── Available records ──
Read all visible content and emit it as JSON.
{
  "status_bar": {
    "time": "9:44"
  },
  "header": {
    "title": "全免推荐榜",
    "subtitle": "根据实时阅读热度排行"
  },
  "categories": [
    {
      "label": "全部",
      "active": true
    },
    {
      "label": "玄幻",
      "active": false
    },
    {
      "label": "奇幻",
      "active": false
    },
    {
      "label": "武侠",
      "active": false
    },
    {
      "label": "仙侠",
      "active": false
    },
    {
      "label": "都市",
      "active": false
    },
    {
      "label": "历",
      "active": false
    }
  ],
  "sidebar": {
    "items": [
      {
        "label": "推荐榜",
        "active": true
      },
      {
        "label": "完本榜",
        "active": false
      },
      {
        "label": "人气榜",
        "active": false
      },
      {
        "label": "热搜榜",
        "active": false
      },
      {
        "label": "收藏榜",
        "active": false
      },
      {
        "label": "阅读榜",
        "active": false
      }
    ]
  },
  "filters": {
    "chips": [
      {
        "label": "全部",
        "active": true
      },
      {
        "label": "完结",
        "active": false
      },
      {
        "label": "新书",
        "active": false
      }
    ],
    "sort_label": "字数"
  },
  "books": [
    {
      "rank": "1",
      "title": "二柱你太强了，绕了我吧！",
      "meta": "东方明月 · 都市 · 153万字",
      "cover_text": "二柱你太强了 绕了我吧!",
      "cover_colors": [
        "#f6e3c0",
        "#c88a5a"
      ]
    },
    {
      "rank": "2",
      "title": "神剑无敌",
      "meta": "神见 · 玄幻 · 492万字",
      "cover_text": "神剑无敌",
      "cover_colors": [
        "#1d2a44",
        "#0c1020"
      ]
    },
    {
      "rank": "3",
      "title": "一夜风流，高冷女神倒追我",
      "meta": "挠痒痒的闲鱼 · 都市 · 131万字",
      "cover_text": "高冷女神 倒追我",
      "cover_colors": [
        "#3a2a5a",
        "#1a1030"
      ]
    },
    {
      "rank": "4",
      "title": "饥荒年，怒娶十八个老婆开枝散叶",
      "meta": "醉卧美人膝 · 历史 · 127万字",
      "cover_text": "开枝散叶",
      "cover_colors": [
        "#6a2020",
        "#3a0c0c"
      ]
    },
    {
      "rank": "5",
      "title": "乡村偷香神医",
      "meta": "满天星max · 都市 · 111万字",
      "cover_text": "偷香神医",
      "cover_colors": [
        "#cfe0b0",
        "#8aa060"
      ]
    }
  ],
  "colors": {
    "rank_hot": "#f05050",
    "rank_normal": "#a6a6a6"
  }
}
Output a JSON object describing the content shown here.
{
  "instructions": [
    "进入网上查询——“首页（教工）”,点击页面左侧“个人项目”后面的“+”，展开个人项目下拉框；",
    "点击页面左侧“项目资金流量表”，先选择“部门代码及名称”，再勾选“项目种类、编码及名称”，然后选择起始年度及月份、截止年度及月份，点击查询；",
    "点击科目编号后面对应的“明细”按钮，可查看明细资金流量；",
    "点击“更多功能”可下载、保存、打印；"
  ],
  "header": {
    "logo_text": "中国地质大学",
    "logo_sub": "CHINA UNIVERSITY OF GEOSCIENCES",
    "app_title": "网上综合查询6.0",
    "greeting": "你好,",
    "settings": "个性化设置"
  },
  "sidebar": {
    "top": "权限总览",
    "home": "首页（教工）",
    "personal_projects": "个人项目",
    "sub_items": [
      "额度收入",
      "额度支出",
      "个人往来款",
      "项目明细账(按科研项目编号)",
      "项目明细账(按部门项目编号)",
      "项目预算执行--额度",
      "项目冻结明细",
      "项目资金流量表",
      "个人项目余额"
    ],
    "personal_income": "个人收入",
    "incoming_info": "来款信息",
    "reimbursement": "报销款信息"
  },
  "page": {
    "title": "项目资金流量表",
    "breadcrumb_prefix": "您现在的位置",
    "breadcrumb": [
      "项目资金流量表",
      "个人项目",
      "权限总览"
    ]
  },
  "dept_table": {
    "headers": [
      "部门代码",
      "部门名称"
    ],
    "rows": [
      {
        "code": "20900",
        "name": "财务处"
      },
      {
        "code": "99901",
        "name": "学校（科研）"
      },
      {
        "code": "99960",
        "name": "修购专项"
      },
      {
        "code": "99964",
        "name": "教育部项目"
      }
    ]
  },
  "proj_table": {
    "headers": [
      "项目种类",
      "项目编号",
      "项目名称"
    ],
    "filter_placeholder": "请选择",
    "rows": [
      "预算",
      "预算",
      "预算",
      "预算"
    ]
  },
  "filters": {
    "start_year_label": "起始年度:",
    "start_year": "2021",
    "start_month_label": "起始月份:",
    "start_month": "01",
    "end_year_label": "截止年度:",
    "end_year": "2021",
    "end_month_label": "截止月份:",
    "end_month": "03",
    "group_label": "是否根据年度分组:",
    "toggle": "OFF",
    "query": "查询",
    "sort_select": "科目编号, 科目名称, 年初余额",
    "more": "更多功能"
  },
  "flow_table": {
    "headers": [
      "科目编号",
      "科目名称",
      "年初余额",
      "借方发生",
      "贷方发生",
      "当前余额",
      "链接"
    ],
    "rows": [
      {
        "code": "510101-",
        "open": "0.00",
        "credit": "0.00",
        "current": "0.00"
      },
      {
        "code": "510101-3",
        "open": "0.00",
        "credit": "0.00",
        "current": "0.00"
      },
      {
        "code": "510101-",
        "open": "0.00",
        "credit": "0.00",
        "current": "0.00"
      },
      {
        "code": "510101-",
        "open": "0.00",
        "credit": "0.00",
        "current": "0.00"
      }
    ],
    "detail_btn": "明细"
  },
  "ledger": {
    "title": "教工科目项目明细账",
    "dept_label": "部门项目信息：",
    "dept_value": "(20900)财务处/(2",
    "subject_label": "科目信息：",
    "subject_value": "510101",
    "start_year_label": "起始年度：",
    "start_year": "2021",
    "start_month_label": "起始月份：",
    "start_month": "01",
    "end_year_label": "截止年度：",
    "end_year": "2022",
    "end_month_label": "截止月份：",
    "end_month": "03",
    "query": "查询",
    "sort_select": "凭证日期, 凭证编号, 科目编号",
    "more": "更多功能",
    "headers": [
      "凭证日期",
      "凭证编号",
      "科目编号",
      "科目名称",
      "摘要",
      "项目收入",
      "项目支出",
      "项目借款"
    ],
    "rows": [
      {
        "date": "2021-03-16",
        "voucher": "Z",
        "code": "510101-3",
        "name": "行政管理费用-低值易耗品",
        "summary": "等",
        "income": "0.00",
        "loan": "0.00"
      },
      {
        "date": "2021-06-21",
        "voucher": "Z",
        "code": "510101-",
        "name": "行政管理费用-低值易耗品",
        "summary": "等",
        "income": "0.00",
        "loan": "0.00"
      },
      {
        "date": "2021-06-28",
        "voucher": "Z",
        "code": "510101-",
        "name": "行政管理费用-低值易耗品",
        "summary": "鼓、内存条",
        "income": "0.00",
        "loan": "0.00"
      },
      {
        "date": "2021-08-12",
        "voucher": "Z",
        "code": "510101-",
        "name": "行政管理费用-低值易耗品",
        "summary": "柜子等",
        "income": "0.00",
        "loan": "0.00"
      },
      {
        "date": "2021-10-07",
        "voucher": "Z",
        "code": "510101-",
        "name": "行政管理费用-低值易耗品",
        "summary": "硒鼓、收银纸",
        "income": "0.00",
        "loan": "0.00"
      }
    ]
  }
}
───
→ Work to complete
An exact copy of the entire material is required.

→ Reply to the exercise
Read all visible content and emit it as JSON.
{
  "status_bar": {
    "time": "9:44"
  },
  "header": {
    "title": "全免推荐榜",
    "subtitle": "根据实时阅读热度排行"
  },
  "categories": [
    {
      "label": "全部",
      "active": true
    },
    {
      "label": "玄幻",
      "active": false
    },
    {
      "label": "奇幻",
      "active": false
    },
    {
      "label": "武侠",
      "active": false
    },
    {
      "label": "仙侠",
      "active": false
    },
    {
      "label": "都市",
      "active": false
    },
    {
      "label": "历",
      "active": false
    }
  ],
  "sidebar": {
    "items": [
      {
        "label": "推荐榜",
        "active": true
      },
      {
        "label": "完本榜",
        "active": false
      },
      {
        "label": "人气榜",
        "active": false
      },
      {
        "label": "热搜榜",
        "active": false
      },
      {
        "label": "收藏榜",
        "active": false
      },
      {
        "label": "阅读榜",
        "active": false
      }
    ]
  },
  "filters": {
    "chips": [
      {
        "label": "全部",
        "active": true
      },
      {
        "label": "完结",
        "active": false
      },
      {
        "label": "新书",
        "active": false
      }
    ],
    "sort_label": "字数"
  },
  "books": [
    {
      "rank": "1",
      "title": "二柱你太强了，绕了我吧！",
      "meta": "东方明月 · 都市 · 153万字",
      "cover_text": "二柱你太强了 绕了我吧!",
      "cover_colors": [
        "#f6e3c0",
        "#c88a5a"
      ]
    },
    {
      "rank": "2",
      "title": "神剑无敌",
      "meta": "神见 · 玄幻 · 492万字",
      "cover_text": "神剑无敌",
      "cover_colors": [
        "#1d2a44",
        "#0c1020"
      ]
    },
    {
      "rank": "3",
      "title": "一夜风流，高冷女神倒追我",
      "meta": "挠痒痒的闲鱼 · 都市 · 131万字",
      "cover_text": "高冷女神 倒追我",
      "cover_colors": [
        "#3a2a5a",
        "#1a1030"
      ]
    },
    {
      "rank": "4",
      "title": "饥荒年，怒娶十八个老婆开枝散叶",
      "meta": "醉卧美人膝 · 历史 · 127万字",
      "cover_text": "开枝散叶",
      "cover_colors": [
        "#6a2020",
        "#3a0c0c"
      ]
    },
    {
      "rank": "5",
      "title": "乡村偷香神医",
      "meta": "满天星max · 都市 · 111万字",
      "cover_text": "偷香神医",
      "cover_colors": [
        "#cfe0b0",
        "#8aa060"
      ]
    }
  ],
  "colors": {
    "rank_hot": "#f05050",
    "rank_normal": "#a6a6a6"
  }
}
Output a JSON object describing the content shown here.
{
  "instructions": [
    "进入网上查询——“首页（教工）”,点击页面左侧“个人项目”后面的“+”，展开个人项目下拉框；",
    "点击页面左侧“项目资金流量表”，先选择“部门代码及名称”，再勾选“项目种类、编码及名称”，然后选择起始年度及月份、截止年度及月份，点击查询；",
    "点击科目编号后面对应的“明细”按钮，可查看明细资金流量；",
    "点击“更多功能”可下载、保存、打印；"
  ],
  "header": {
    "logo_text": "中国地质大学",
    "logo_sub": "CHINA UNIVERSITY OF GEOSCIENCES",
    "app_title": "网上综合查询6.0",
    "greeting": "你好,",
    "settings": "个性化设置"
  },
  "sidebar": {
    "top": "权限总览",
    "home": "首页（教工）",
    "personal_projects": "个人项目",
    "sub_items": [
      "额度收入",
      "额度支出",
      "个人往来款",
      "项目明细账(按科研项目编号)",
      "项目明细账(按部门项目编号)",
      "项目预算执行--额度",
      "项目冻结明细",
      "项目资金流量表",
      "个人项目余额"
    ],
    "personal_income": "个人收入",
    "incoming_info": "来款信息",
    "reimbursement": "报销款信息"
  },
  "page": {
    "title": "项目资金流量表",
    "breadcrumb_prefix": "您现在的位置",
    "breadcrumb": [
      "项目资金流量表",
      "个人项目",
      "权限总览"
    ]
  },
  "dept_table": {
    "headers": [
      "部门代码",
      "部门名称"
    ],
    "rows": [
      {
        "code": "20900",
        "name": "财务处"
      },
      {
        "code": "99901",
        "name": "学校（科研）"
      },
      {
        "code": "99960",
        "name": "修购专项"
      },
      {
        "code": "99964",
        "name": "教育部项目"
      }
    ]
  },
  "proj_table": {
    "headers": [
      "项目种类",
      "项目编号",
      "项目名称"
    ],
    "filter_placeholder": "请选择",
    "rows": [
      "预算",
      "预算",
      "预算",
      "预算"
    ]
  },
  "filters": {
    "start_year_label": "起始年度:",
    "start_year": "2021",
    "start_month_label": "起始月份:",
    "start_month": "01",
    "end_year_label": "截止年度:",
    "end_year": "2021",
    "end_month_label": "截止月份:",
    "end_month": "03",
    "group_label": "是否根据年度分组:",
    "toggle": "OFF",
    "query": "查询",
    "sort_select": "科目编号, 科目名称, 年初余额",
    "more": "更多功能"
  },
  "flow_table": {
    "headers": [
      "科目编号",
      "科目名称",
      "年初余额",
      "借方发生",
      "贷方发生",
      "当前余额",
      "链接"
    ],
    "rows": [
      {
        "code": "510101-",
        "open": "0.00",
        "credit": "0.00",
        "current": "0.00"
      },
      {
        "code": "510101-3",
        "open": "0.00",
        "credit": "0.00",
        "current": "0.00"
      },
      {
        "code": "510101-",
        "open": "0.00",
        "credit": "0.00",
        "current": "0.00"
      },
      {
        "code": "510101-",
        "open": "0.00",
        "credit": "0.00",
        "current": "0.00"
      }
    ],
    "detail_btn": "明细"
  },
  "ledger": {
    "title": "教工科目项目明细账",
    "dept_label": "部门项目信息：",
    "dept_value": "(20900)财务处/(2",
    "subject_label": "科目信息：",
    "subject_value": "510101",
    "start_year_label": "起始年度：",
    "start_year": "2021",
    "start_month_label": "起始月份：",
    "start_month": "01",
    "end_year_label": "截止年度：",
    "end_year": "2022",
    "end_month_label": "截止月份：",
    "end_month": "03",
    "query": "查询",
    "sort_select": "凭证日期, 凭证编号, 科目编号",
    "more": "更多功能",
    "headers": [
      "凭证日期",
      "凭证编号",
      "科目编号",
      "科目名称",
      "摘要",
      "项目收入",
      "项目支出",
      "项目借款"
    ],
    "rows": [
      {
        "date": "2021-03-16",
        "voucher": "Z",
        "code": "510101-3",
        "name": "行政管理费用-低值易耗品",
        "summary": "等",
        "income": "0.00",
        "loan": "0.00"
      },
      {
        "date": "2021-06-21",
        "voucher": "Z",
        "code": "510101-",
        "name": "行政管理费用-低值易耗品",
        "summary": "等",
        "income": "0.00",
        "loan": "0.00"
      },
      {
        "date": "2021-06-28",
        "voucher": "Z",
        "code": "510101-",
        "name": "行政管理费用-低值易耗品",
        "summary": "鼓、内存条",
        "income": "0.00",
        "loan": "0.00"
      },
      {
        "date": "2021-08-12",
        "voucher": "Z",
        "code": "510101-",
        "name": "行政管理费用-低值易耗品",
        "summary": "柜子等",
        "income": "0.00",
        "loan": "0.00"
      },
      {
        "date": "2021-10-07",
        "voucher": "Z",
        "code": "510101-",
        "name": "行政管理费用-低值易耗品",
        "summary": "硒鼓、收银纸",
        "income": "0.00",
        "loan": "0.00"
      }
    ]
  }
}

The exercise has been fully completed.